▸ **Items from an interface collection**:
· · ·
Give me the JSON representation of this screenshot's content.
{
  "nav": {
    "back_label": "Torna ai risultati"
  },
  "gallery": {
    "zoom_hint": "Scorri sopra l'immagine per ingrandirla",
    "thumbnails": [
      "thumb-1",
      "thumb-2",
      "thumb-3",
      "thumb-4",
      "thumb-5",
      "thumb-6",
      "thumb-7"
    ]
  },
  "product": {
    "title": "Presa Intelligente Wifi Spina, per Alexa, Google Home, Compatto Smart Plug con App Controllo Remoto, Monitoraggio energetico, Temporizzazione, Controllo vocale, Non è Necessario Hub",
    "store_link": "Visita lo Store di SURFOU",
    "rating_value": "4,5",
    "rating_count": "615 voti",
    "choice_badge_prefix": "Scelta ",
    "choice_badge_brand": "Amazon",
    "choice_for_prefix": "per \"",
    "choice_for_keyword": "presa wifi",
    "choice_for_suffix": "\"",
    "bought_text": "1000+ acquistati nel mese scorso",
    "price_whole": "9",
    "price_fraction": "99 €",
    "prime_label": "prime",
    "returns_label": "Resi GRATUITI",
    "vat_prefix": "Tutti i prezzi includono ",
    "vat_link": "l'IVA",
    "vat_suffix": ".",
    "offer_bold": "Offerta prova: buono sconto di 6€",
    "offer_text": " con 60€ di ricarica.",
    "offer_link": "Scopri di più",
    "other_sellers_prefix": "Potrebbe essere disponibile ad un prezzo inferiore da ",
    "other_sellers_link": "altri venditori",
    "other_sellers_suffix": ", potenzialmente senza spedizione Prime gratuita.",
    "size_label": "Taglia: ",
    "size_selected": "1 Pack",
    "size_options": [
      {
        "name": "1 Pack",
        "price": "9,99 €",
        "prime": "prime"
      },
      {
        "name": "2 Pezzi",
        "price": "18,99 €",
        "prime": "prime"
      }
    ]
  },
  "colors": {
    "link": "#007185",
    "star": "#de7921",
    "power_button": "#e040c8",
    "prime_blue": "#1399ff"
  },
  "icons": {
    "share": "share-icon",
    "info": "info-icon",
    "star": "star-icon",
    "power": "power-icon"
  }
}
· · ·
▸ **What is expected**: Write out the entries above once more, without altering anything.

▸ **Completed task**:
Give me the JSON representation of this screenshot's content.
{
  "nav": {
    "back_label": "Torna ai risultati"
  },
  "gallery": {
    "zoom_hint": "Scorri sopra l'immagine per ingrandirla",
    "thumbnails": [
      "thumb-1",
      "thumb-2",
      "thumb-3",
      "thumb-4",
      "thumb-5",
      "thumb-6",
      "thumb-7"
    ]
  },
  "product": {
    "title": "Presa Intelligente Wifi Spina, per Alexa, Google Home, Compatto Smart Plug con App Controllo Remoto, Monitoraggio energetico, Temporizzazione, Controllo vocale, Non è Necessario Hub",
    "store_link": "Visita lo Store di SURFOU",
    "rating_value": "4,5",
    "rating_count": "615 voti",
    "choice_badge_prefix": "Scelta ",
    "choice_badge_brand": "Amazon",
    "choice_for_prefix": "per \"",
    "choice_for_keyword": "presa wifi",
    "choice_for_suffix": "\"",
    "bought_text": "1000+ acquistati nel mese scorso",
    "price_whole": "9",
    "price_fraction": "99 €",
    "prime_label": "prime",
    "returns_label": "Resi GRATUITI",
    "vat_prefix": "Tutti i prezzi includono ",
    "vat_link": "l'IVA",
    "vat_suffix": ".",
    "offer_bold": "Offerta prova: buono sconto di 6€",
    "offer_text": " con 60€ di ricarica.",
    "offer_link": "Scopri di più",
    "other_sellers_prefix": "Potrebbe essere disponibile ad un prezzo inferiore da ",
    "other_sellers_link": "altri venditori",
    "other_sellers_suffix": ", potenzialmente senza spedizione Prime gratuita.",
    "size_label": "Taglia: ",
    "size_selected": "1 Pack",
    "size_options": [
      {
        "name": "1 Pack",
        "price": "9,99 €",
        "prime": "prime"
      },
      {
        "name": "2 Pezzi",
        "price": "18,99 €",
        "prime": "prime"
      }
    ]
  },
  "colors": {
    "link": "#007185",
    "star": "#de7921",
    "power_button": "#e040c8",
    "prime_blue": "#1399ff"
  },
  "icons": {
    "share": "share-icon",
    "info": "info-icon",
    "star": "star-icon",
    "power": "power-icon"
  }
}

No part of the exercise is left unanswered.